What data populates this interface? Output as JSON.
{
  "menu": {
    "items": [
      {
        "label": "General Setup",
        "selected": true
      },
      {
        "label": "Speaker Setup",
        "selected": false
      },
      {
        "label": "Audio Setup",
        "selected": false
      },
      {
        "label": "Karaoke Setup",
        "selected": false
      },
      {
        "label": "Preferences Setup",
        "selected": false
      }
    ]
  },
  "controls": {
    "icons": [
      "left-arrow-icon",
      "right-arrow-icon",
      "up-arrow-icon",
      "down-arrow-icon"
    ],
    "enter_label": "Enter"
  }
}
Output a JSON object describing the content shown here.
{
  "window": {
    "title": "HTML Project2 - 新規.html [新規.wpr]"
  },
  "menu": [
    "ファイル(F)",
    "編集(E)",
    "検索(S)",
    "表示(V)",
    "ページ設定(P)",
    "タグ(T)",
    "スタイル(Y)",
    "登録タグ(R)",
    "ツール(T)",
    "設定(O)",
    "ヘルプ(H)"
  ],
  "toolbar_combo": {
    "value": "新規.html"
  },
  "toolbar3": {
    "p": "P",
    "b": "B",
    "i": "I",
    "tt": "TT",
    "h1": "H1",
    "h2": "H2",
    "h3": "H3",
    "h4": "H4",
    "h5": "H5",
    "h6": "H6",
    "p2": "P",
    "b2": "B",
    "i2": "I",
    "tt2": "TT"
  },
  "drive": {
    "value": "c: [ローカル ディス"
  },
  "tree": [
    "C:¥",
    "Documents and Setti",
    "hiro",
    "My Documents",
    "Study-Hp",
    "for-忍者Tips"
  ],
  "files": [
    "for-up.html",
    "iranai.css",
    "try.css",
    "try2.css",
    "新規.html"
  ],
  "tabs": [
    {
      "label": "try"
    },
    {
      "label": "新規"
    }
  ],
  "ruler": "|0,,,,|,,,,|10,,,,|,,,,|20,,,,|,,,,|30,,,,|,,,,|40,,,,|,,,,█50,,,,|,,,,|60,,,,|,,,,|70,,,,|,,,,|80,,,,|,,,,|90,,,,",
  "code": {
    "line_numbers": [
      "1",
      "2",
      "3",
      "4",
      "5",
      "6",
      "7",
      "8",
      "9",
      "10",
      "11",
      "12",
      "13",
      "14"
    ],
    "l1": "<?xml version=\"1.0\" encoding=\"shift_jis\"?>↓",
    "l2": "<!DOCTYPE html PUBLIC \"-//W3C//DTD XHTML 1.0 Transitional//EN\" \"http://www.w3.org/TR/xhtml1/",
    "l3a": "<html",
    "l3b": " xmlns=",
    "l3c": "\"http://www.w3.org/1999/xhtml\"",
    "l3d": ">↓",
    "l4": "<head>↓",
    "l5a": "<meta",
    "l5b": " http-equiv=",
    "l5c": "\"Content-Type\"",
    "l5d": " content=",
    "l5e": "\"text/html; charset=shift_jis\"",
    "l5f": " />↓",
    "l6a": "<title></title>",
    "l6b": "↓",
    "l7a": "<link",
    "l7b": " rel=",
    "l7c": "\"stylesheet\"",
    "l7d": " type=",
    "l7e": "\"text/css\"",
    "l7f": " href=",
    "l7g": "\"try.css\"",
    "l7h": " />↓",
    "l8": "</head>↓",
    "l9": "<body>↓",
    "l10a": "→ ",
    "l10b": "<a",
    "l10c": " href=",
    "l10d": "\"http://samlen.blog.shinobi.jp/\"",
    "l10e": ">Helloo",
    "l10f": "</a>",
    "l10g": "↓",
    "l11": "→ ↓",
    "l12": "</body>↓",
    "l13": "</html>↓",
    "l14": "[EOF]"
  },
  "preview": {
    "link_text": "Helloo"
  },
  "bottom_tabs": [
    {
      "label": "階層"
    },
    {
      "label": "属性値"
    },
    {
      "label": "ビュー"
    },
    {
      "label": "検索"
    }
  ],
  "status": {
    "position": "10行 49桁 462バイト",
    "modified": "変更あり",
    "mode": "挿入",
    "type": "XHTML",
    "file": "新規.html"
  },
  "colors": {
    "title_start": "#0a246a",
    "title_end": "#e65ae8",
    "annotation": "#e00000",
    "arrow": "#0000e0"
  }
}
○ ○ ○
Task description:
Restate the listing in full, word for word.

Answer for the task:
What data populates this interface? Output as JSON.
{
  "menu": {
    "items": [
      {
        "label": "General Setup",
        "selected": true
      },
      {
        "label": "Speaker Setup",
        "selected": false
      },
      {
        "label": "Audio Setup",
        "selected": false
      },
      {
        "label": "Karaoke Setup",
        "selected": false
      },
      {
        "label": "Preferences Setup",
        "selected": false
      }
    ]
  },
  "controls": {
    "icons": [
      "left-arrow-icon",
      "right-arrow-icon",
      "up-arrow-icon",
      "down-arrow-icon"
    ],
    "enter_label": "Enter"
  }
}
Output a JSON object describing the content shown here.
{
  "window": {
    "title": "HTML Project2 - 新規.html [新規.wpr]"
  },
  "menu": [
    "ファイル(F)",
    "編集(E)",
    "検索(S)",
    "表示(V)",
    "ページ設定(P)",
    "タグ(T)",
    "スタイル(Y)",
    "登録タグ(R)",
    "ツール(T)",
    "設定(O)",
    "ヘルプ(H)"
  ],
  "toolbar_combo": {
    "value": "新規.html"
  },
  "toolbar3": {
    "p": "P",
    "b": "B",
    "i": "I",
    "tt": "TT",
    "h1": "H1",
    "h2": "H2",
    "h3": "H3",
    "h4": "H4",
    "h5": "H5",
    "h6": "H6",
    "p2": "P",
    "b2": "B",
    "i2": "I",
    "tt2": "TT"
  },
  "drive": {
    "value": "c: [ローカル ディス"
  },
  "tree": [
    "C:¥",
    "Documents and Setti",
    "hiro",
    "My Documents",
    "Study-Hp",
    "for-忍者Tips"
  ],
  "files": [
    "for-up.html",
    "iranai.css",
    "try.css",
    "try2.css",
    "新規.html"
  ],
  "tabs": [
    {
      "label": "try"
    },
    {
      "label": "新規"
    }
  ],
  "ruler": "|0,,,,|,,,,|10,,,,|,,,,|20,,,,|,,,,|30,,,,|,,,,|40,,,,|,,,,█50,,,,|,,,,|60,,,,|,,,,|70,,,,|,,,,|80,,,,|,,,,|90,,,,",
  "code": {
    "line_numbers": [
      "1",
      "2",
      "3",
      "4",
      "5",
      "6",
      "7",
      "8",
      "9",
      "10",
      "11",
      "12",
      "13",
      "14"
    ],
    "l1": "<?xml version=\"1.0\" encoding=\"shift_jis\"?>↓",
    "l2": "<!DOCTYPE html PUBLIC \"-//W3C//DTD XHTML 1.0 Transitional//EN\" \"http://www.w3.org/TR/xhtml1/",
    "l3a": "<html",
    "l3b": " xmlns=",
    "l3c": "\"http://www.w3.org/1999/xhtml\"",
    "l3d": ">↓",
    "l4": "<head>↓",
    "l5a": "<meta",
    "l5b": " http-equiv=",
    "l5c": "\"Content-Type\"",
    "l5d": " content=",
    "l5e": "\"text/html; charset=shift_jis\"",
    "l5f": " />↓",
    "l6a": "<title></title>",
    "l6b": "↓",
    "l7a": "<link",
    "l7b": " rel=",
    "l7c": "\"stylesheet\"",
    "l7d": " type=",
    "l7e": "\"text/css\"",
    "l7f": " href=",
    "l7g": "\"try.css\"",
    "l7h": " />↓",
    "l8": "</head>↓",
    "l9": "<body>↓",
    "l10a": "→ ",
    "l10b": "<a",
    "l10c": " href=",
    "l10d": "\"http://samlen.blog.shinobi.jp/\"",
    "l10e": ">Helloo",
    "l10f": "</a>",
    "l10g": "↓",
    "l11": "→ ↓",
    "l12": "</body>↓",
    "l13": "</html>↓",
    "l14": "[EOF]"
  },
  "preview": {
    "link_text": "Helloo"
  },
  "bottom_tabs": [
    {
      "label": "階層"
    },
    {
      "label": "属性値"
    },
    {
      "label": "ビュー"
    },
    {
      "label": "検索"
    }
  ],
  "status": {
    "position": "10行 49桁 462バイト",
    "modified": "変更あり",
    "mode": "挿入",
    "type": "XHTML",
    "file": "新規.html"
  },
  "colors": {
    "title_start": "#0a246a",
    "title_end": "#e65ae8",
    "annotation": "#e00000",
    "arrow": "#0000e0"
  }
}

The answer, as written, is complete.